====== EXCERPTED RECORDS

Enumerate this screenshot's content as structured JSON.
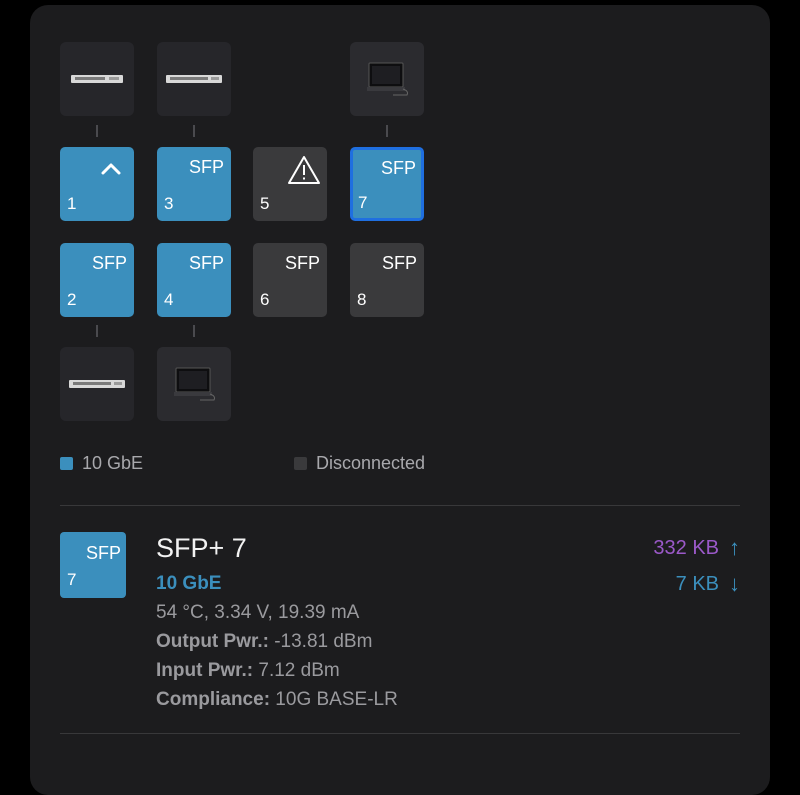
{
  "colors": {
    "up": "#3b8fbd",
    "down": "#3a3a3c",
    "selected_border": "#1f6fe0",
    "tx": "#9b59c9",
    "rx": "#3b8fbd"
  },
  "devices": [
    {
      "id": "dev-top-1",
      "icon": "switch-icon"
    },
    {
      "id": "dev-top-3",
      "icon": "switch-icon"
    },
    {
      "id": "dev-top-7",
      "icon": "monitor-icon"
    },
    {
      "id": "dev-bottom-2",
      "icon": "switch-icon"
    },
    {
      "id": "dev-bottom-4",
      "icon": "monitor-icon"
    }
  ],
  "ports": [
    {
      "num": "1",
      "label": "",
      "state": "up",
      "icon": "chevron-up-icon"
    },
    {
      "num": "3",
      "label": "SFP",
      "state": "up"
    },
    {
      "num": "5",
      "label": "",
      "state": "down",
      "icon": "warning-icon"
    },
    {
      "num": "7",
      "label": "SFP",
      "state": "selected"
    },
    {
      "num": "2",
      "label": "SFP",
      "state": "up"
    },
    {
      "num": "4",
      "label": "SFP",
      "state": "up"
    },
    {
      "num": "6",
      "label": "SFP",
      "state": "down"
    },
    {
      "num": "8",
      "label": "SFP",
      "state": "down"
    }
  ],
  "legend": {
    "connected": "10 GbE",
    "disconnected": "Disconnected"
  },
  "detail": {
    "tile_label": "SFP",
    "tile_num": "7",
    "title": "SFP+ 7",
    "speed": "10 GbE",
    "stats": "54 °C, 3.34 V, 19.39 mA",
    "output_label": "Output Pwr.:",
    "output_value": " -13.81 dBm",
    "input_label": "Input Pwr.:",
    "input_value": " 7.12 dBm",
    "compliance_label": "Compliance:",
    "compliance_value": " 10G BASE-LR",
    "tx_rate": "332 KB",
    "rx_rate": "7 KB",
    "tx_arrow": "↑",
    "rx_arrow": "↓"
  }
}
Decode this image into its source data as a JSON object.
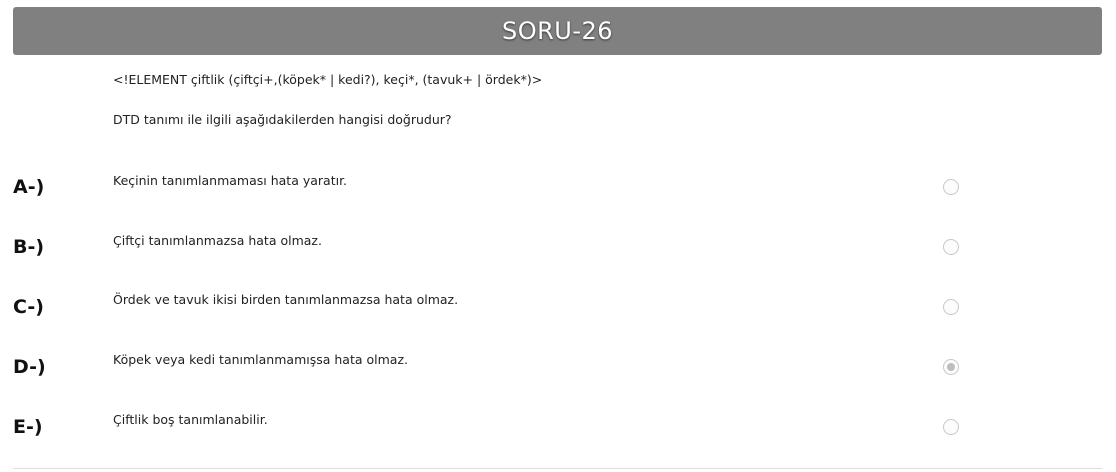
{
  "header": {
    "title": "SORU-26"
  },
  "question": {
    "code": "<!ELEMENT çiftlik (çiftçi+,(köpek* | kedi?), keçi*, (tavuk+ | ördek*)>",
    "text": "DTD tanımı ile ilgili aşağıdakilerden hangisi doğrudur?"
  },
  "options": [
    {
      "letter": "A-)",
      "text": "Keçinin tanımlanmaması hata yaratır.",
      "selected": false
    },
    {
      "letter": "B-)",
      "text": "Çiftçi tanımlanmazsa hata olmaz.",
      "selected": false
    },
    {
      "letter": "C-)",
      "text": "Ördek ve tavuk ikisi birden tanımlanmazsa hata olmaz.",
      "selected": false
    },
    {
      "letter": "D-)",
      "text": "Köpek veya kedi tanımlanmamışsa hata olmaz.",
      "selected": true
    },
    {
      "letter": "E-)",
      "text": "Çiftlik boş tanımlanabilir.",
      "selected": false
    }
  ]
}
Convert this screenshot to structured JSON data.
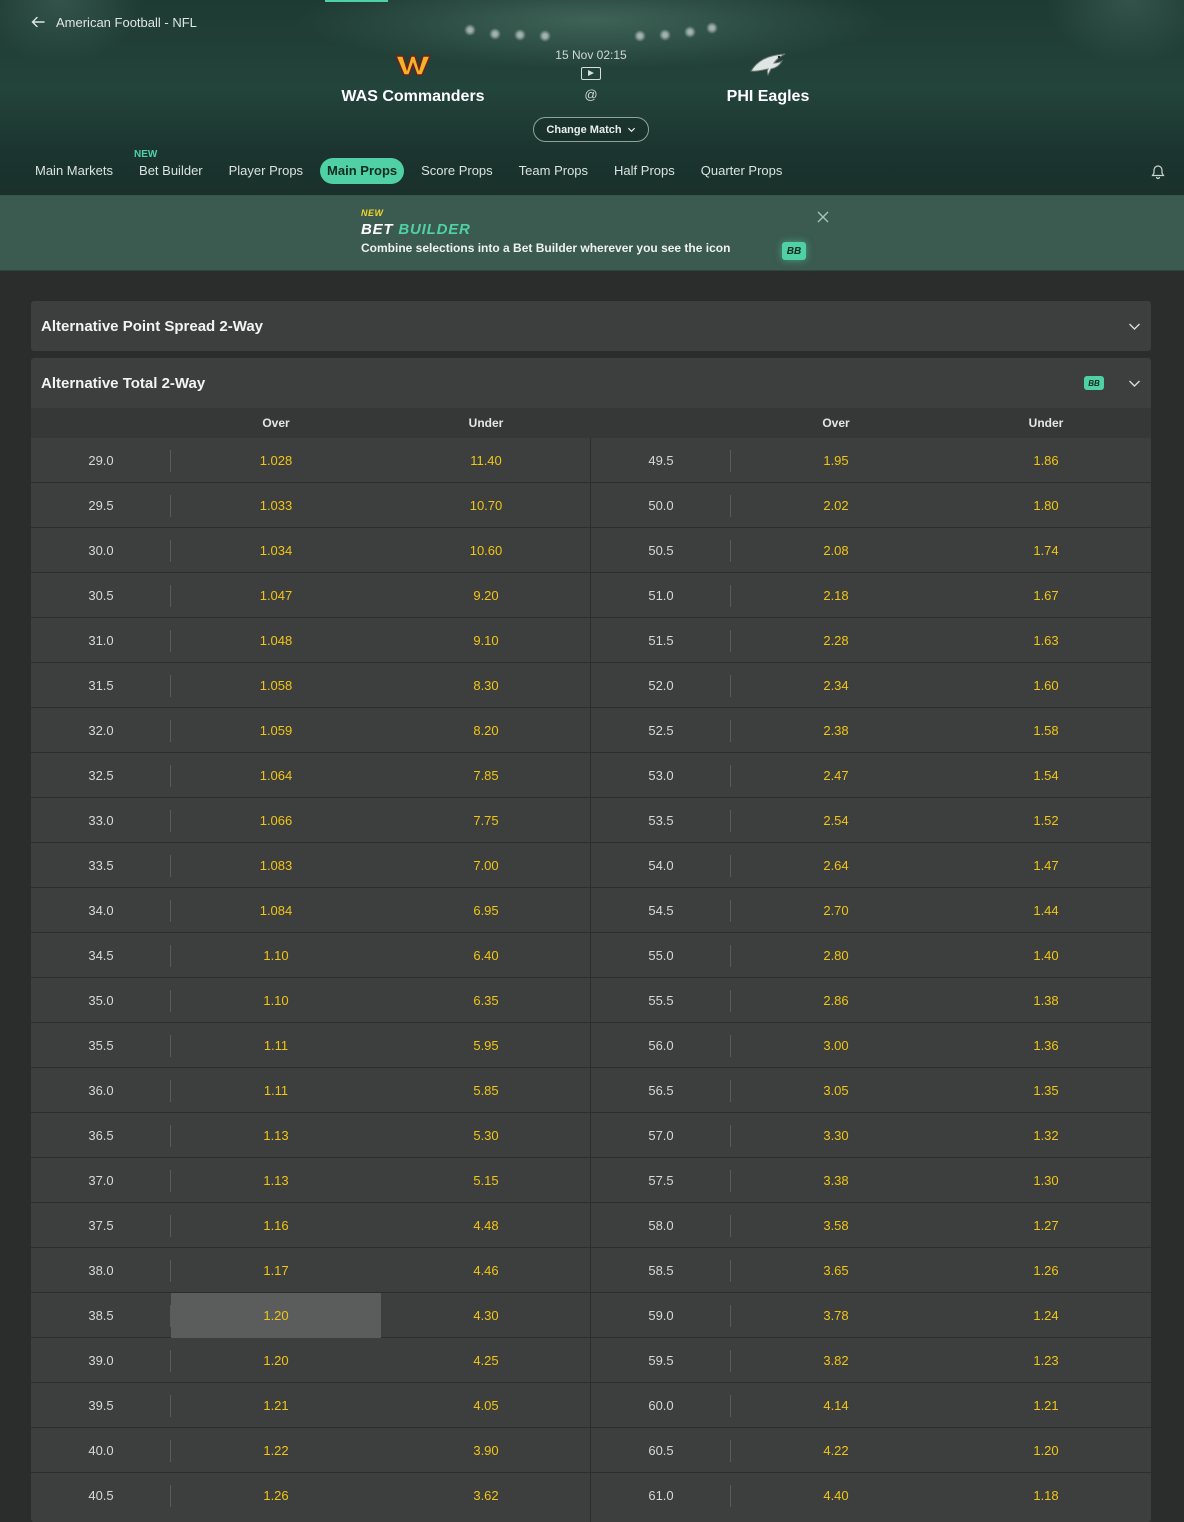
{
  "breadcrumb": {
    "label": "American Football - NFL"
  },
  "match": {
    "home_team": "WAS Commanders",
    "away_team": "PHI Eagles",
    "datetime": "15 Nov 02:15",
    "separator": "@",
    "change_match_label": "Change Match"
  },
  "tabs": [
    {
      "label": "Main Markets"
    },
    {
      "label": "Bet Builder",
      "badge": "NEW"
    },
    {
      "label": "Player Props"
    },
    {
      "label": "Main Props",
      "active": true
    },
    {
      "label": "Score Props"
    },
    {
      "label": "Team Props"
    },
    {
      "label": "Half Props"
    },
    {
      "label": "Quarter Props"
    }
  ],
  "banner": {
    "new_label": "NEW",
    "title_part1": "BET",
    "title_part2": "BUILDER",
    "description": "Combine selections into a Bet Builder wherever you see the icon",
    "badge": "BB"
  },
  "markets": {
    "spread": {
      "title": "Alternative Point Spread 2-Way"
    },
    "total": {
      "title": "Alternative Total 2-Way",
      "badge": "BB",
      "headers": {
        "over": "Over",
        "under": "Under"
      },
      "selected": {
        "side": "left",
        "row": 19,
        "column": "over"
      },
      "left": [
        [
          "29.0",
          "1.028",
          "11.40"
        ],
        [
          "29.5",
          "1.033",
          "10.70"
        ],
        [
          "30.0",
          "1.034",
          "10.60"
        ],
        [
          "30.5",
          "1.047",
          "9.20"
        ],
        [
          "31.0",
          "1.048",
          "9.10"
        ],
        [
          "31.5",
          "1.058",
          "8.30"
        ],
        [
          "32.0",
          "1.059",
          "8.20"
        ],
        [
          "32.5",
          "1.064",
          "7.85"
        ],
        [
          "33.0",
          "1.066",
          "7.75"
        ],
        [
          "33.5",
          "1.083",
          "7.00"
        ],
        [
          "34.0",
          "1.084",
          "6.95"
        ],
        [
          "34.5",
          "1.10",
          "6.40"
        ],
        [
          "35.0",
          "1.10",
          "6.35"
        ],
        [
          "35.5",
          "1.11",
          "5.95"
        ],
        [
          "36.0",
          "1.11",
          "5.85"
        ],
        [
          "36.5",
          "1.13",
          "5.30"
        ],
        [
          "37.0",
          "1.13",
          "5.15"
        ],
        [
          "37.5",
          "1.16",
          "4.48"
        ],
        [
          "38.0",
          "1.17",
          "4.46"
        ],
        [
          "38.5",
          "1.20",
          "4.30"
        ],
        [
          "39.0",
          "1.20",
          "4.25"
        ],
        [
          "39.5",
          "1.21",
          "4.05"
        ],
        [
          "40.0",
          "1.22",
          "3.90"
        ],
        [
          "40.5",
          "1.26",
          "3.62"
        ]
      ],
      "right": [
        [
          "49.5",
          "1.95",
          "1.86"
        ],
        [
          "50.0",
          "2.02",
          "1.80"
        ],
        [
          "50.5",
          "2.08",
          "1.74"
        ],
        [
          "51.0",
          "2.18",
          "1.67"
        ],
        [
          "51.5",
          "2.28",
          "1.63"
        ],
        [
          "52.0",
          "2.34",
          "1.60"
        ],
        [
          "52.5",
          "2.38",
          "1.58"
        ],
        [
          "53.0",
          "2.47",
          "1.54"
        ],
        [
          "53.5",
          "2.54",
          "1.52"
        ],
        [
          "54.0",
          "2.64",
          "1.47"
        ],
        [
          "54.5",
          "2.70",
          "1.44"
        ],
        [
          "55.0",
          "2.80",
          "1.40"
        ],
        [
          "55.5",
          "2.86",
          "1.38"
        ],
        [
          "56.0",
          "3.00",
          "1.36"
        ],
        [
          "56.5",
          "3.05",
          "1.35"
        ],
        [
          "57.0",
          "3.30",
          "1.32"
        ],
        [
          "57.5",
          "3.38",
          "1.30"
        ],
        [
          "58.0",
          "3.58",
          "1.27"
        ],
        [
          "58.5",
          "3.65",
          "1.26"
        ],
        [
          "59.0",
          "3.78",
          "1.24"
        ],
        [
          "59.5",
          "3.82",
          "1.23"
        ],
        [
          "60.0",
          "4.14",
          "1.21"
        ],
        [
          "60.5",
          "4.22",
          "1.20"
        ],
        [
          "61.0",
          "4.40",
          "1.18"
        ]
      ]
    }
  },
  "colors": {
    "accent": "#4fd1a5",
    "odds": "#f2c515",
    "panel": "#3d3f3e"
  },
  "icons": [
    "back-arrow-icon",
    "commanders-logo",
    "eagles-logo",
    "tv-icon",
    "chevron-down-icon",
    "bell-icon",
    "close-icon",
    "bet-builder-icon"
  ]
}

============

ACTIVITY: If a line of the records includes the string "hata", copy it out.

REPLY:
      "text": "Keçinin tanımlanmaması hata yaratır.",
      "text": "Çiftçi tanımlanmazsa hata olmaz.",
      "text": "Ördek ve tavuk ikisi birden tanımlanmazsa hata olmaz.",
      "text": "Köpek veya kedi tanımlanmamışsa hata olmaz.",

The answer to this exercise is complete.